Once considered a rising star in Republican politics, state Sen. Matt Murphy is poised to step down from his northwest suburban legislative seat to take a job with a public affairs firm.

Senate deputy Republican leader since 2013 and a senator since 2007, the outspoken Palatine legislator will resign shortly.

He will become the second high-ranking legislative ally of Gov. Bruce Rauner to resign in recent weeks.

“Well, I can’t say anything today,” Murphy told Politico Illinois. But the online publication reported that “he indicated a statement may come at a later time.”

The political blog Capitol Fax reported that Murphy will submit his resignation on Friday, so he can become the senior government relations director for Mac Strategies Group, a strategic communications and public affairs firm founded by Ryan McLaughlin.

Murphy, 46, was first elected to the state Senate in 2006. He briefly positioned himself to run for governor in 2010, before throwing his support to rival candidate Andy McKenna and shifting his focus to running for lieutenant governor. Murphy narrowly lost in the GOP primary to Jason Plummer.
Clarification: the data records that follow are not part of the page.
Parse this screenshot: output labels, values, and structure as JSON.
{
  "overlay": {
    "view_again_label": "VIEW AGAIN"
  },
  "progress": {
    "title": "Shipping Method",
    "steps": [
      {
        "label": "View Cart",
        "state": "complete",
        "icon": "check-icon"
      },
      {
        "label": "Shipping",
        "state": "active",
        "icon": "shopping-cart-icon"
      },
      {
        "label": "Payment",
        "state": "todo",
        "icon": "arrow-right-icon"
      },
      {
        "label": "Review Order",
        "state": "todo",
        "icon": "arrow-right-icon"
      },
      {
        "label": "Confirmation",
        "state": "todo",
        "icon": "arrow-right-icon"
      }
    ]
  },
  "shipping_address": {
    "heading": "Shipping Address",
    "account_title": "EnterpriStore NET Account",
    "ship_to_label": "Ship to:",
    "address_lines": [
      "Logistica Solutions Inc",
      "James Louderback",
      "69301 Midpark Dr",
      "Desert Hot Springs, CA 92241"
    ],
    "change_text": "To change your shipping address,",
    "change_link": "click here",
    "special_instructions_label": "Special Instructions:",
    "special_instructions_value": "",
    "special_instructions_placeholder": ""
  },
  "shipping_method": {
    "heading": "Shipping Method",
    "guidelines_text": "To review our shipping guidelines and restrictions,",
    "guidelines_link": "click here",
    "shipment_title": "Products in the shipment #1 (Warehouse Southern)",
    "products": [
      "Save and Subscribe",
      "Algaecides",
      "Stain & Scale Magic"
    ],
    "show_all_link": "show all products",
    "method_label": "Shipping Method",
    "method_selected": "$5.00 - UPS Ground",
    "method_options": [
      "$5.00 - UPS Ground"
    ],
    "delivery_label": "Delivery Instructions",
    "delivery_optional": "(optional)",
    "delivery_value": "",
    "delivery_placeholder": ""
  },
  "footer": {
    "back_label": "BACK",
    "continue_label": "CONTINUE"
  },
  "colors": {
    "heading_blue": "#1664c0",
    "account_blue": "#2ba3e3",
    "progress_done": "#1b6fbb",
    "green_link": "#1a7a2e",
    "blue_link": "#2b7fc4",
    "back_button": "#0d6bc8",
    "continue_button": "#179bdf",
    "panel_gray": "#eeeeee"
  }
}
A lawyer, he is married and has four children.

Murphy’s exodus will be the second to hit Rauner’s legislative cheering section.

Speaking at the Illinois State Fair on Friday, Rauner said he hadn’t talked to Murphy since his resignation was announced.
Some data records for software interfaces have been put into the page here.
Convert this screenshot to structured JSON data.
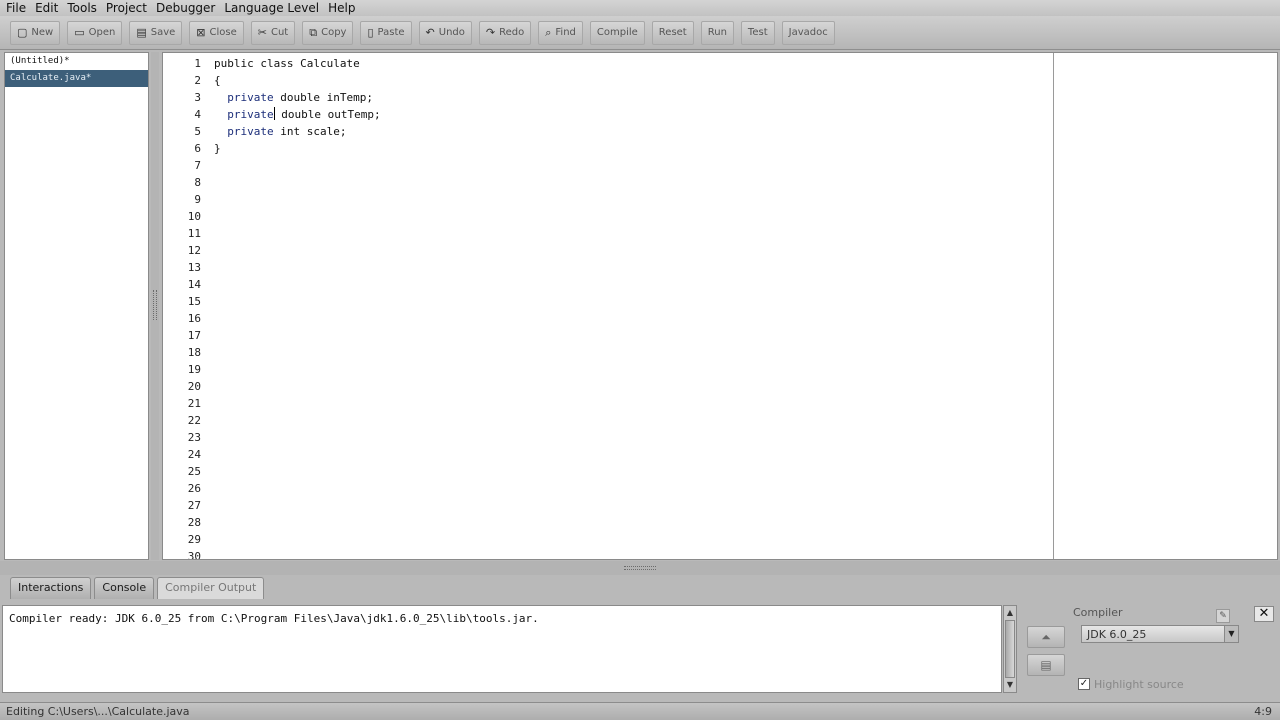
{
  "menu": [
    "File",
    "Edit",
    "Tools",
    "Project",
    "Debugger",
    "Language Level",
    "Help"
  ],
  "toolbar": [
    {
      "label": "New",
      "icon": "new-file-icon",
      "glyph": "▢"
    },
    {
      "label": "Open",
      "icon": "open-folder-icon",
      "glyph": "▭"
    },
    {
      "label": "Save",
      "icon": "save-icon",
      "glyph": "▤"
    },
    {
      "label": "Close",
      "icon": "close-file-icon",
      "glyph": "⊠"
    },
    {
      "label": "Cut",
      "icon": "cut-icon",
      "glyph": "✂"
    },
    {
      "label": "Copy",
      "icon": "copy-icon",
      "glyph": "⧉"
    },
    {
      "label": "Paste",
      "icon": "paste-icon",
      "glyph": "▯"
    },
    {
      "label": "Undo",
      "icon": "undo-icon",
      "glyph": "↶"
    },
    {
      "label": "Redo",
      "icon": "redo-icon",
      "glyph": "↷"
    },
    {
      "label": "Find",
      "icon": "find-icon",
      "glyph": "⌕"
    },
    {
      "label": "Compile",
      "icon": "compile-icon",
      "glyph": ""
    },
    {
      "label": "Reset",
      "icon": "reset-icon",
      "glyph": ""
    },
    {
      "label": "Run",
      "icon": "run-icon",
      "glyph": ""
    },
    {
      "label": "Test",
      "icon": "test-icon",
      "glyph": ""
    },
    {
      "label": "Javadoc",
      "icon": "javadoc-icon",
      "glyph": ""
    }
  ],
  "files": [
    {
      "name": "(Untitled)*",
      "selected": false
    },
    {
      "name": "Calculate.java*",
      "selected": true
    }
  ],
  "editor": {
    "code_lines": [
      [
        {
          "t": "public class Calculate",
          "k": false
        }
      ],
      [
        {
          "t": "{",
          "k": false
        }
      ],
      [
        {
          "t": "  private ",
          "k": true
        },
        {
          "t": "double inTemp;",
          "k": false
        }
      ],
      [
        {
          "t": "  private",
          "k": true
        },
        {
          "t": "|",
          "caret": true
        },
        {
          "t": " double outTemp;",
          "k": false
        }
      ],
      [
        {
          "t": "  private ",
          "k": true
        },
        {
          "t": "int scale;",
          "k": false
        }
      ],
      [
        {
          "t": "}",
          "k": false
        }
      ]
    ],
    "line_count": 30
  },
  "bottom_tabs": [
    {
      "label": "Interactions",
      "active": false
    },
    {
      "label": "Console",
      "active": false
    },
    {
      "label": "Compiler Output",
      "active": true
    }
  ],
  "output_text": "Compiler ready: JDK 6.0_25 from C:\\Program Files\\Java\\jdk1.6.0_25\\lib\\tools.jar.",
  "compiler": {
    "label": "Compiler",
    "selected": "JDK 6.0_25",
    "option_label": "Highlight source"
  },
  "status": {
    "message": "Editing C:\\Users\\...\\Calculate.java",
    "position": "4:9"
  }
}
“I was surprised by it. Disappointed. I think he’s been a great legislator. He will be missed no question. That said we have a strong advocates in the General Assembly for what we are recommending for reform…We’ve got advocates on both sides of the aisle and I’m optimistic we’ll get some good reforms done for the people of Illinois.”

Just last month, Republican Rep. Ron Sandack abruptly resigned from the state House, issuing a statement to Capitol Fax saying that “cyber security issues” forced him to re-evaluate his “continued public service.”
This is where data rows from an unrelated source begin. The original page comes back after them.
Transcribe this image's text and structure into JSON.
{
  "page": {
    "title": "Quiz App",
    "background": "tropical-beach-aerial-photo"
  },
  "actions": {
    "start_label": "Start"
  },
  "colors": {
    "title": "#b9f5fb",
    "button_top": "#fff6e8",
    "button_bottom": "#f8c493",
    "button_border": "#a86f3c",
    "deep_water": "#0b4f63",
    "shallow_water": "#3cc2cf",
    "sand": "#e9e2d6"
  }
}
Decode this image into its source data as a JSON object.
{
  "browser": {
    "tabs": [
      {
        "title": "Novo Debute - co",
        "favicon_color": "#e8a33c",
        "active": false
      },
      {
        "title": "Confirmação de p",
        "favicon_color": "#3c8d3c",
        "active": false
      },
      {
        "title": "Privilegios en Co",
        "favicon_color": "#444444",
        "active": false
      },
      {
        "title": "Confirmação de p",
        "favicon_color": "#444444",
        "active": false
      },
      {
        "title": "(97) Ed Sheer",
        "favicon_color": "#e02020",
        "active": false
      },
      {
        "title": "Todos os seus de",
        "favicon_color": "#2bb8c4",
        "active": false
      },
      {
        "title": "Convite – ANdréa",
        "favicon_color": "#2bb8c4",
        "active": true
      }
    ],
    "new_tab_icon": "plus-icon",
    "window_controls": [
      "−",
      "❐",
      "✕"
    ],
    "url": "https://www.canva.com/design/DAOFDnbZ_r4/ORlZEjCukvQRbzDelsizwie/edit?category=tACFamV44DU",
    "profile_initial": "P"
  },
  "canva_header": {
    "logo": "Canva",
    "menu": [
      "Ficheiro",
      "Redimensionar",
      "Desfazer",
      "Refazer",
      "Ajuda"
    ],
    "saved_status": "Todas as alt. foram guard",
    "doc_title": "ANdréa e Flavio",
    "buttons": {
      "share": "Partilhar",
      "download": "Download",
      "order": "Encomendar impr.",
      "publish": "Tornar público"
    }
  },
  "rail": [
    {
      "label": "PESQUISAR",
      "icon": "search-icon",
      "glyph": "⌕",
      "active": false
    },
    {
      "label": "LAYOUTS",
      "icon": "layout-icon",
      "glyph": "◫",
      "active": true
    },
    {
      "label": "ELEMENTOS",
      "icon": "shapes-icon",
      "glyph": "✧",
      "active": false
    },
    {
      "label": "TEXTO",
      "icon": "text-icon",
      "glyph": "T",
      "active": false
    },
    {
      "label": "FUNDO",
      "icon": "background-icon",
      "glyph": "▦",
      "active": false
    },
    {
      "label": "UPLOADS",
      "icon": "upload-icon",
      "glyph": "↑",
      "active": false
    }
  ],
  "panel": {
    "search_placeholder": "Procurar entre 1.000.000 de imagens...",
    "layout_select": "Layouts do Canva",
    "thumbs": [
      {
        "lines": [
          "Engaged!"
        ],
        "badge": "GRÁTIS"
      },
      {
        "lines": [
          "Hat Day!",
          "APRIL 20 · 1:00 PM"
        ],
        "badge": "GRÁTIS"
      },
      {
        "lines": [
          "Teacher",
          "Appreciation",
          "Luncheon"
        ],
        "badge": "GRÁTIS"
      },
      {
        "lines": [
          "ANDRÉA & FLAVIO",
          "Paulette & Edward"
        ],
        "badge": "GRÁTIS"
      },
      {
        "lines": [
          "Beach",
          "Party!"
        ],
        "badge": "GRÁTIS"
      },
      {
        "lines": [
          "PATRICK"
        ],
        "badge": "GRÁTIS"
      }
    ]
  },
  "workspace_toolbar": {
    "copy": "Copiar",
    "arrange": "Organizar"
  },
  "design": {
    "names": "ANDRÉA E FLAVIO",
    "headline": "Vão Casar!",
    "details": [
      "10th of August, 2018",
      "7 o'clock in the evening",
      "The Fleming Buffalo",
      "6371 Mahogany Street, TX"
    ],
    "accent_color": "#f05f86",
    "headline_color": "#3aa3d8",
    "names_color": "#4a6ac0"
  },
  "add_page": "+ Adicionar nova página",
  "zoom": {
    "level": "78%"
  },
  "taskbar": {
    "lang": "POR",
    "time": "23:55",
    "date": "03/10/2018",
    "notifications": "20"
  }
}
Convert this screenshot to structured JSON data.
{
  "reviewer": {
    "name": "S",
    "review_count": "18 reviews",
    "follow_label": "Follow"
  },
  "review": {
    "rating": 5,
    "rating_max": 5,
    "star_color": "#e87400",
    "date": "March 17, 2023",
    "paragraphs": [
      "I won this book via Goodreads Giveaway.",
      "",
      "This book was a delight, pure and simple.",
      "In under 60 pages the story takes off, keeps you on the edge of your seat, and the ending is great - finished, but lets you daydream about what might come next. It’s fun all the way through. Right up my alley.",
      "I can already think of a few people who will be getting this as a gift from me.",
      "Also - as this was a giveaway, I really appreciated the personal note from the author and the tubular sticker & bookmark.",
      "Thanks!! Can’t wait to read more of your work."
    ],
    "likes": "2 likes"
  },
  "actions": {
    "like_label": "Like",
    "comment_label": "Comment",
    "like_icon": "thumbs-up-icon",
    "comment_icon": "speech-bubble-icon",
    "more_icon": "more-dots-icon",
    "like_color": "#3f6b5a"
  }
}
Sandack, also a vocal supporter of Rauner, later disclosed he reported those cyber issues to Downers Grove investigators. Documents the suburb eventually released under Freedom of Information requests revealed that while Sandack had reported an “internet scam” to police, “the actual criminal activity that took place” was something different. Village officials declined to detail what the investigation entailed, but noted it was not related to Sandack’s former role as a west suburban state representative.

Sandack, 52, told the Chicago Tribune that he resigned after several fake social media accounts were set up in his name. Sandack also cited robocalls to people in his district alleging that he had accosted a Democratic staff lawyer on the House floor — something Sandack had angrily denied.

“Politics has gotten too ugly,” Sandack told the Tribune. “I don’t need it, and my family doesn’t deserve it.”